There a paleo dinner in NYC, as covered here, by the organizer, Melissa McEwen (seen in above photo). With the help of DeBragga, our New York Distributor, Heath Putnam Farms (bka* "Wooly Pigs") is donating Mangalitsa pork to the event.
Here's a New York Times article about them - it communicates how healthy and animal-fat friendly they are:
Perhaps he'll roast and eat that leg, and then fast for a while. If he cured it, he could eat it in slices, like these Mangalitsa products, instead of having to eat it all at once.
The caveman lifestyle, in Mr. Durant’s interpretation, involves eating large quantities of meat and then fasting between meals to approximate the lean times that his distant ancestors faced between hunts. Vegetables and fruit are fine, but he avoids foods like bread that were unavailable before the invention of agriculture...
Photo by Béatrice de Géa - by way of New York Times.
Over the years, I have noticed that pretty much everyone wants a free sample of Mangalitsa. They've heard it is the best and they know it is rare.

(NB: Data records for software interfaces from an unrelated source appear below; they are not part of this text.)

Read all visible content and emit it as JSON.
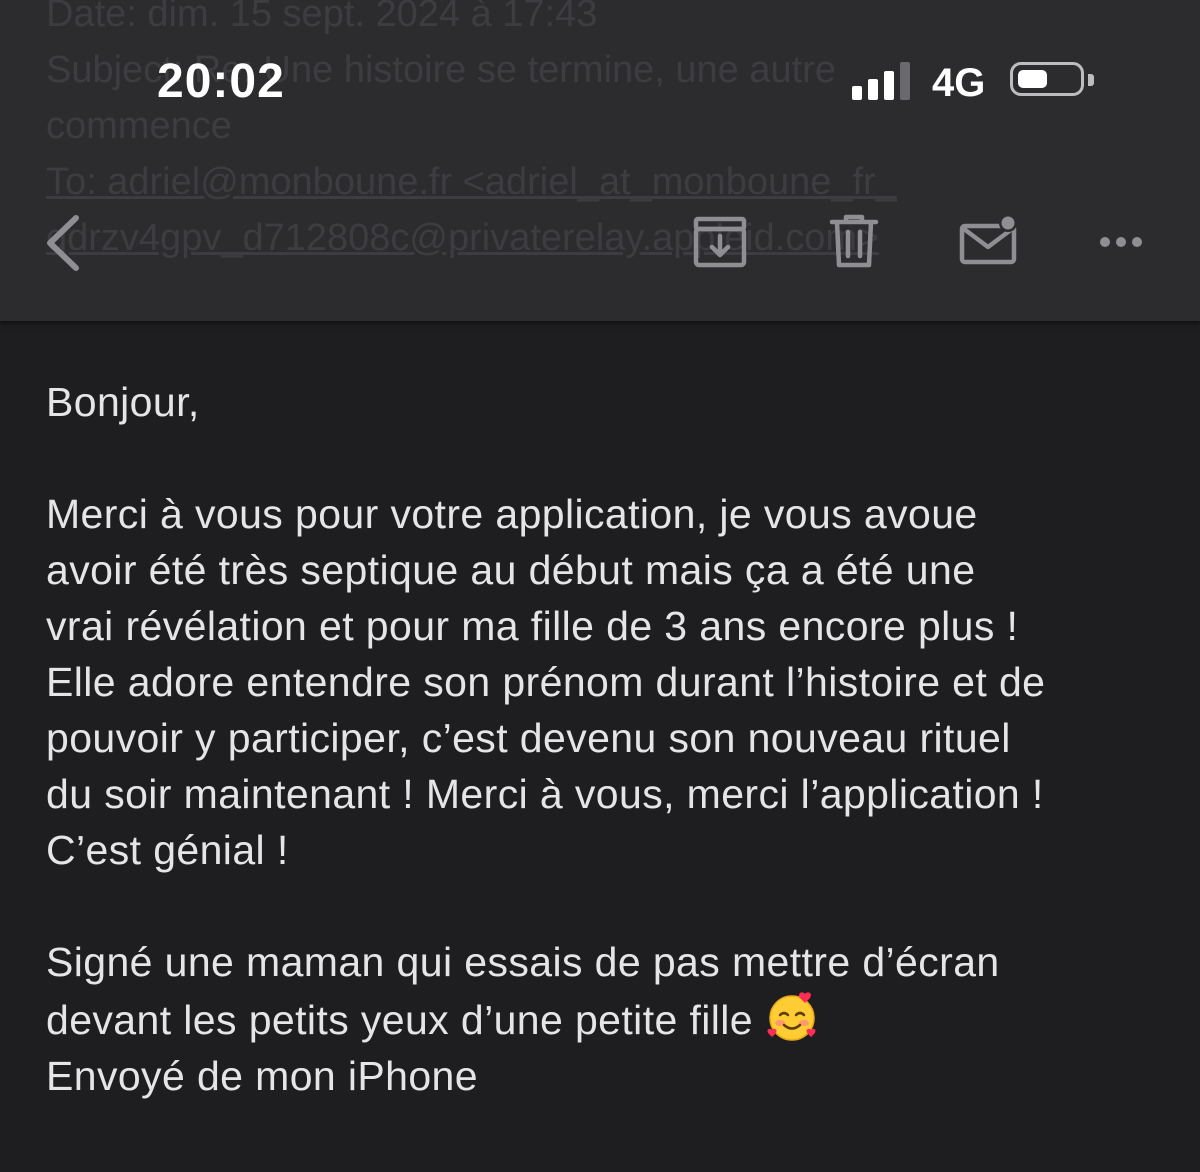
{
  "header": {
    "ghost_lines": [
      "Date: dim. 15 sept. 2024 à 17:43",
      "Subject: Re: Une histoire se termine, une autre commence",
      "commence",
      "To: adriel@monboune.fr <adriel_at_monboune_fr_",
      "qdrzv4gpv_d712808c@privaterelay.appleid.com>"
    ]
  },
  "status_bar": {
    "time": "20:02",
    "network": "4G",
    "signal_bars": 3,
    "battery_level": 0.5
  },
  "toolbar": {
    "back_icon": "chevron-left-icon",
    "archive_icon": "archive-box-icon",
    "trash_icon": "trash-icon",
    "mark_unread_icon": "envelope-unread-icon",
    "more_icon": "ellipsis-icon"
  },
  "email": {
    "greeting": "Bonjour,",
    "paragraph_lines": [
      "Merci à vous pour votre application, je vous avoue",
      "avoir été très septique au début mais ça a été une",
      "vrai révélation et pour ma fille de 3 ans encore plus !",
      "Elle adore entendre son prénom durant l’histoire et de",
      "pouvoir y participer, c’est devenu son nouveau rituel",
      "du soir maintenant ! Merci à vous, merci l’application !",
      "C’est génial !"
    ],
    "signature_line1": "Signé une maman qui essais de pas mettre d’écran",
    "signature_line2": "devant les petits yeux d’une petite fille",
    "emoji": "smiling-face-with-hearts-icon",
    "sent_from": "Envoyé de mon iPhone"
  },
  "colors": {
    "header_bg": "#2c2c2e",
    "body_bg": "#1e1e21",
    "text": "#e5e5e7",
    "icon": "#8e8e93"
  }
}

Even if they don't ever intend to buy - as that would require changing their purchasing habits - they want to try.
Similarly, a lot of people have heard that Wagyu beef is the best. They want to try it, even if they won't buy it again.
Hence, as a rule, I don't give out free samples.
However, in the course of selling in Seattle, I've met paleos and Weston A Price foundation members. Here's what I've noticed:
- They are healthy! They look healthier than 99% of the people I meet. You couldn't pick better poster children for our pigs, given how fat-prone they are. Look at the photos of them above! Then look at a photos of vegetarians, for comparison.
- They are fat-friendly. If some young, polite well-dressed people come up at the farmers market and ask for a tub of lard, they are probably paleos or Weston A Price Foundation members. The foodie paleos might want the Speck or the lardo - in any case, they want what we've got: super-high quality animal fat.
- They are generally conscientious, polite and well-educated.
- They share information with others about food and what's good.
- They are informed about food, fat composition and quality. They care about what we do.
Hence Wooly Pigs (via DeBragga) is happy to donate some stuff to NYC paleos. My only real request was that attendees know what they are eating and that DeBragga can get them more.
* bka = better known as